The project costs 83.7 billion yuan ($12.2 billion), partner Panjin Xicheng Industrial Group said in a statement on WeChat on Sunday.
Aramco said construction of the complex will begin in the second quarter after the project receives the necessary administrative approvals. He added that the facility will be fully operational by 2026.
Aramco supplies the plant with up to 210,000 barrels per day.
State-owned Chinese defence equipment maker NORINCO Group owns 51 percent of HAPCO, while Aramco and Panjin Xincheng own 30 percent and 19 percent, respectively.
Aramco signed a memorandum of understanding with southern China’s Guangdong province on Sunday to explore cooperation in areas such as energy, finance, research, and innovation, according to a post on the provincial government’s website.
Guangdong, China’s largest provincial economy, has attracted global companies such as Exxon Mobil (NYSE: XOM) and BASF, both of which are building large petrochemical complexes that produce valuable chemicals. Before the pandemic, Aramco signed two more preliminary agreements for refinery and petrochemical investments in China.
Among them is the Zhejiang provincial government, which invests 9 percent in Zhejiang Petrochemical Corp., which operates China’s largest refinery and is capable of processing 800,000 barrels a day.
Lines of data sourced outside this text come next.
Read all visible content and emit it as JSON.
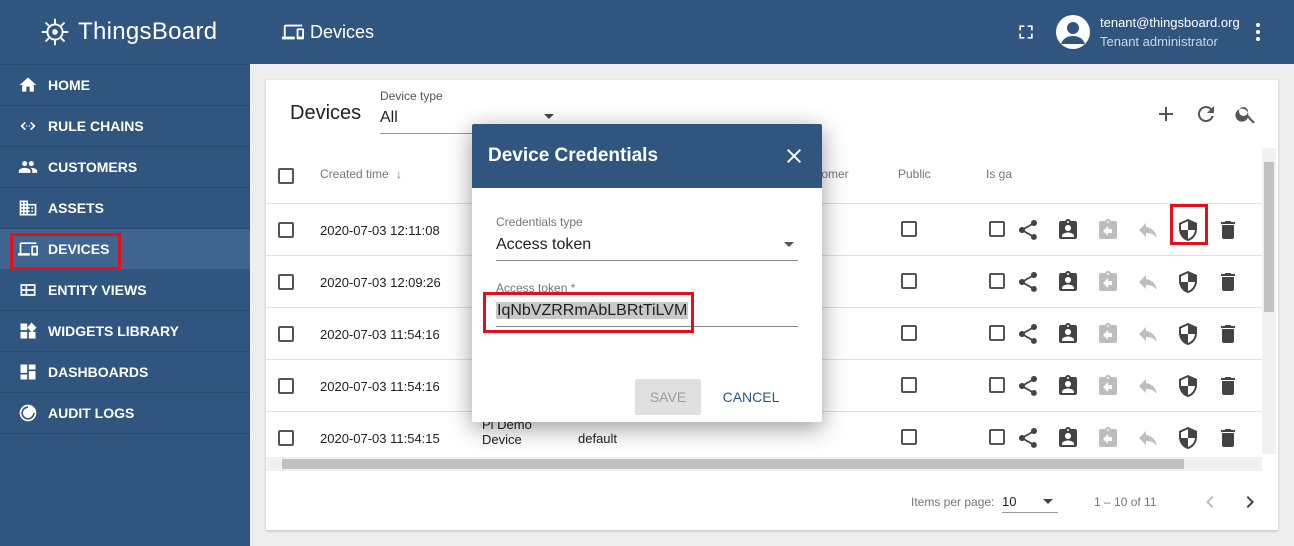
{
  "app": {
    "name": "ThingsBoard"
  },
  "sidebar": {
    "items": [
      {
        "label": "HOME",
        "icon": "home-icon"
      },
      {
        "label": "RULE CHAINS",
        "icon": "rule-chains-icon"
      },
      {
        "label": "CUSTOMERS",
        "icon": "customers-icon"
      },
      {
        "label": "ASSETS",
        "icon": "assets-icon"
      },
      {
        "label": "DEVICES",
        "icon": "devices-icon"
      },
      {
        "label": "ENTITY VIEWS",
        "icon": "entity-views-icon"
      },
      {
        "label": "WIDGETS LIBRARY",
        "icon": "widgets-icon"
      },
      {
        "label": "DASHBOARDS",
        "icon": "dashboards-icon"
      },
      {
        "label": "AUDIT LOGS",
        "icon": "audit-logs-icon"
      }
    ],
    "active_index": 4
  },
  "topbar": {
    "title": "Devices",
    "user_email": "tenant@thingsboard.org",
    "user_role": "Tenant administrator"
  },
  "devices": {
    "title": "Devices",
    "device_type_label": "Device type",
    "device_type_value": "All",
    "columns": {
      "created": "Created time",
      "customer_partial": "tomer",
      "public": "Public",
      "is_gateway_partial": "Is ga"
    },
    "rows": [
      {
        "created": "2020-07-03 12:11:08",
        "name": "",
        "type": ""
      },
      {
        "created": "2020-07-03 12:09:26",
        "name": "",
        "type": ""
      },
      {
        "created": "2020-07-03 11:54:16",
        "name": "",
        "type": ""
      },
      {
        "created": "2020-07-03 11:54:16",
        "name": "",
        "type": ""
      },
      {
        "created": "2020-07-03 11:54:15",
        "name": "Raspberry Pi Demo Device",
        "type": "default"
      }
    ],
    "pager": {
      "items_per_page_label": "Items per page:",
      "items_per_page": "10",
      "range": "1 – 10 of 11"
    }
  },
  "dialog": {
    "title": "Device Credentials",
    "credentials_type_label": "Credentials type",
    "credentials_type_value": "Access token",
    "access_token_label": "Access token *",
    "access_token_value": "IqNbVZRRmAbLBRtTiLVM",
    "save_label": "SAVE",
    "cancel_label": "CANCEL"
  },
  "colors": {
    "primary": "#305680",
    "highlight": "#e0101c"
  }
}
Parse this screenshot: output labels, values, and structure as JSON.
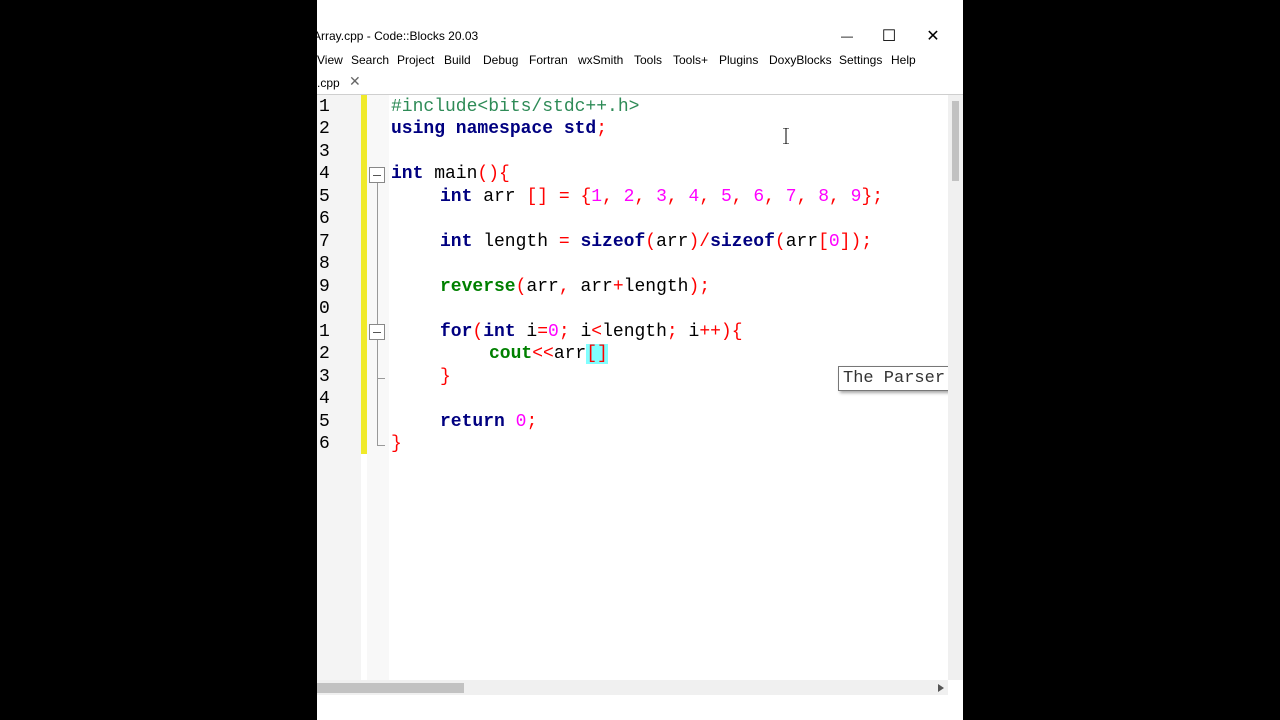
{
  "window": {
    "title": "Array.cpp - Code::Blocks 20.03"
  },
  "window_controls": {
    "minimize": "—",
    "maximize": "☐",
    "close": "✕"
  },
  "menu": [
    "View",
    "Search",
    "Project",
    "Build",
    "Debug",
    "Fortran",
    "wxSmith",
    "Tools",
    "Tools+",
    "Plugins",
    "DoxyBlocks",
    "Settings",
    "Help"
  ],
  "tab": {
    "label": ".cpp",
    "close": "✕"
  },
  "line_numbers": [
    "1",
    "2",
    "3",
    "4",
    "5",
    "6",
    "7",
    "8",
    "9",
    "0",
    "1",
    "2",
    "3",
    "4",
    "5",
    "6"
  ],
  "code": {
    "l1": "#include<bits/stdc++.h>",
    "l2_kw": "using namespace std",
    "l2_end": ";",
    "l4_kw": "int",
    "l4_id": " main",
    "l4_op": "(){",
    "l5_kw": "int",
    "l5_id": " arr",
    "l5_op1": "[] = {",
    "nums": [
      "1",
      "2",
      "3",
      "4",
      "5",
      "6",
      "7",
      "8",
      "9"
    ],
    "l5_end": "};",
    "l7_kw": "int",
    "l7_id": " length ",
    "l7_eq": "= ",
    "l7_fn1": "sizeof",
    "l7_p1": "(",
    "l7_arr1": "arr",
    "l7_p2": ")/",
    "l7_fn2": "sizeof",
    "l7_p3": "(",
    "l7_arr2": "arr",
    "l7_p4": "[",
    "l7_zero": "0",
    "l7_p5": "]);",
    "l9_fn": "reverse",
    "l9_p1": "(",
    "l9_a": "arr",
    "l9_c": ", ",
    "l9_b": "arr",
    "l9_plus": "+",
    "l9_len": "length",
    "l9_end": ");",
    "l11_kw": "for",
    "l11_p": "(",
    "l11_int": "int",
    "l11_i": " i",
    "l11_eq": "=",
    "l11_zero": "0",
    "l11_s1": "; ",
    "l11_i2": "i",
    "l11_lt": "<",
    "l11_len": "length",
    "l11_s2": "; ",
    "l11_i3": "i",
    "l11_pp": "++){",
    "l12_fn": "cout",
    "l12_op": "<<",
    "l12_arr": "arr",
    "l12_br": "[]",
    "l13": "}",
    "l15_kw": "return",
    "l15_zero": "0",
    "l15_end": ";",
    "l16": "}"
  },
  "tooltip": "The Parser is still parsing files.",
  "icons": {
    "cursor": "i-beam-cursor-icon"
  },
  "colors": {
    "keyword": "#000080",
    "function": "#008000",
    "number": "#ff00ff",
    "operator": "#ff0000",
    "preprocessor": "#2e8b57",
    "changebar": "#f0ea2a"
  }
}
The other is with Shandong Energy, which includes a potential oil supply agreement and chemical product sales agreement as well as exploring cooperation to build an integrated refining and petrochemical complex in China.
In early March, Saudi Aramco (TADAWUL: 2222) also broke ground on a $7 billion project to produce petrochemicals from crude oil at its South Korean subsidiary S-Oil Corp’s refining complex in the port city of Ulsan.